April 25 (Bloomberg) -- Intel Corp., whose chips are debuting in smartphones for the first time this week, expects to become a “big player” in the market over the next five years, following more than a decade of failed attempts.
“Intel doesn’t go into markets to be a small player,” Chief Financial Officer Stacy Smith said in an interview today at Bloomberg headquarters in New York. “It’s a billion-unit market, so there’s huge opportunity for us.”
Intel has announced five customer wins for its phone-chip designs, with the first device going on sale in India. The company is aiming to parlay its dominance in PCs -- where it has more than 80 percent of the market -- into orders for smartphones, which are increasingly taking on the functions of computers. In the past, Intel hasn’t been able to gain ground against wireless-chip rivals such as Qualcomm Inc.
This week’s debut means Intel is finally making headway in the market, Smith said.
“As of a week ago, we had zero share,” he said. “As of this week, it’s zero-point-something, because the first phones are selling.”
While phone chips won’t be material to Intel’s results in 2012, the company expects to have “meaningful sales” by next year at this time, Smith said. “And five years from now, we want to be a significant portion of the market,” he said.
Smith declined to quantify what would be significant for the Santa Clara, California-based company, beyond “a big number.”
Intel shares rose 2 percent to $27.86 at the close in New York.
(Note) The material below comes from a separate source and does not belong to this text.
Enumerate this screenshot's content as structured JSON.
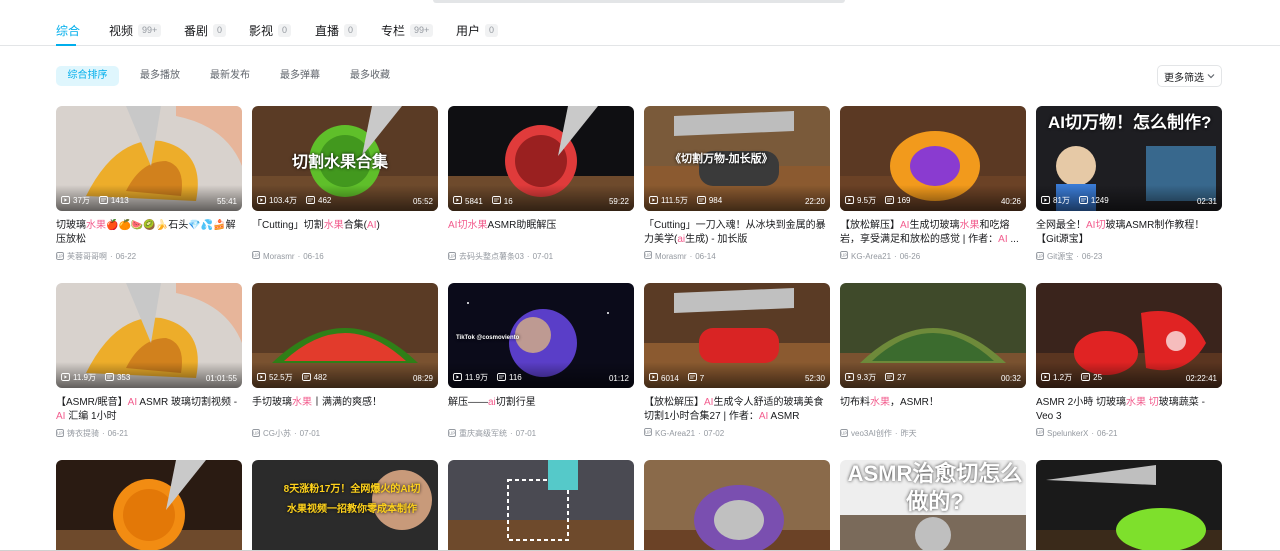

They have gained 15 percent this year.
India’s Lava International Ltd. became the first company to offer an Intel-based phone, rolling out a model called the XOLO X900 that runs Google Inc.’s Android software. Intel announced the partnership in February, saying Lava would sell both phones and tablet computers using its processors. The XOLO X900 went on sale in India on April 23.
France Telecom SA’s Orange, Motorola Mobility Holdings Inc., Lenovo Group Ltd. and China’s ZTE Corp. also plan to use the chips. Intel had previously announced partnerships with Nokia Oyj and LG Electronics Inc., but those deals didn’t result in phones coming to market.
Taking on Qualcomm
Qualcomm, based in San Diego, is the biggest maker of baseband modems -- the chips that connect phones to cellular networks. It also makes applications processors, which run the software on handsets. Texas Instruments Inc. and Nvidia Corp. compete in the market as well.
Apple Inc., meanwhile, designs its own application processors, which are manufactured by Samsung Electronics Co. Intel is offering both application processors and baseband chips.
Mobile-phone shipments are estimated to reach 1.7 billion in 2012, a gain of 8.2 percent from 2011, according to IDC. Smartphone shipments, a subset of the mobile-phone market, will surge almost 34 percent, the research firm predicts.
That’s a faster pace than the PC market, which remains Intel’s main source of revenue. Worldwide PC shipments will increase 4.4 percent this year to 368 million units, according to Gartner Inc.